↓
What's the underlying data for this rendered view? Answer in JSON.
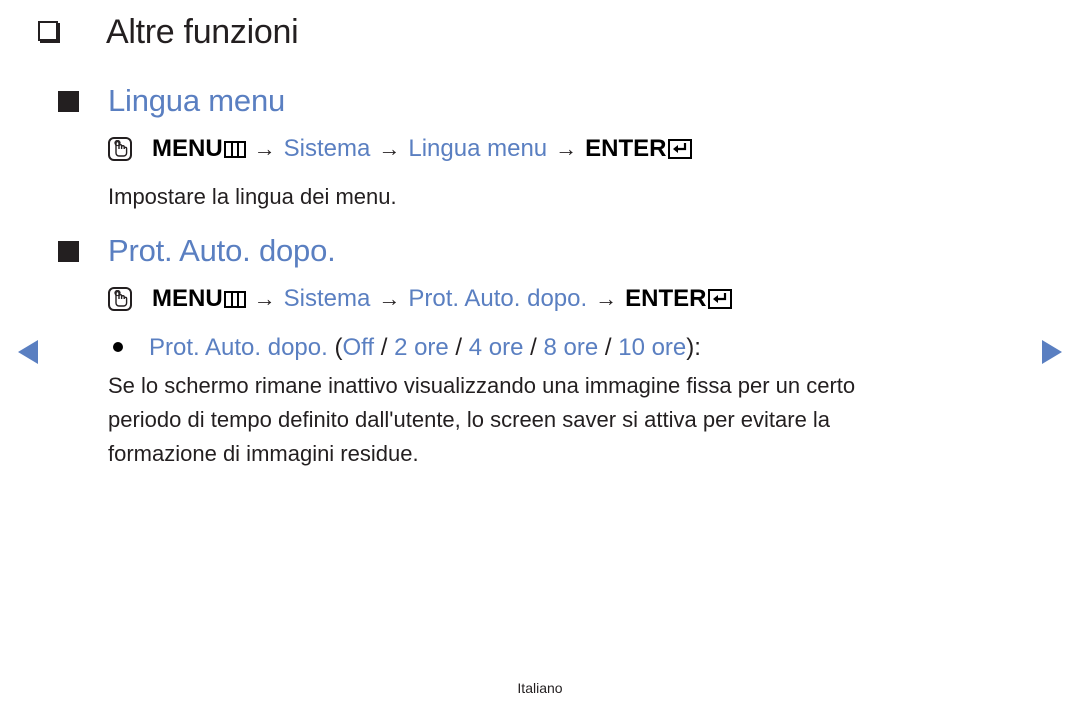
{
  "page": {
    "title": "Altre funzioni",
    "footer_language": "Italiano"
  },
  "colors": {
    "accent": "#5a7fc1",
    "text": "#231f20"
  },
  "sections": [
    {
      "heading": "Lingua menu",
      "path": {
        "hand_icon": "remote-hand-icon",
        "menu_label": "MENU",
        "menu_icon": "menu-grid-icon",
        "arrow": "→",
        "system": "Sistema",
        "item": "Lingua menu",
        "enter_label": "ENTER",
        "enter_icon": "enter-icon"
      },
      "description": "Impostare la lingua dei menu."
    },
    {
      "heading": "Prot. Auto. dopo.",
      "path": {
        "hand_icon": "remote-hand-icon",
        "menu_label": "MENU",
        "menu_icon": "menu-grid-icon",
        "arrow": "→",
        "system": "Sistema",
        "item": "Prot. Auto. dopo.",
        "enter_label": "ENTER",
        "enter_icon": "enter-icon"
      },
      "option": {
        "name": "Prot. Auto. dopo.",
        "open": "(",
        "values": [
          "Off",
          "2 ore",
          "4 ore",
          "8 ore",
          "10 ore"
        ],
        "separator": " / ",
        "close": "):"
      },
      "description_lines": [
        "Se lo schermo rimane inattivo visualizzando una immagine fissa per un certo",
        "periodo di tempo definito dall'utente, lo screen saver si attiva per evitare la",
        "formazione di immagini residue."
      ]
    }
  ],
  "navigation": {
    "prev_icon": "triangle-left-icon",
    "next_icon": "triangle-right-icon"
  }
}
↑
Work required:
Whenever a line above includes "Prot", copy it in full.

Task output:
      "heading": "Prot. Auto. dopo.",
        "item": "Prot. Auto. dopo.",
        "name": "Prot. Auto. dopo.",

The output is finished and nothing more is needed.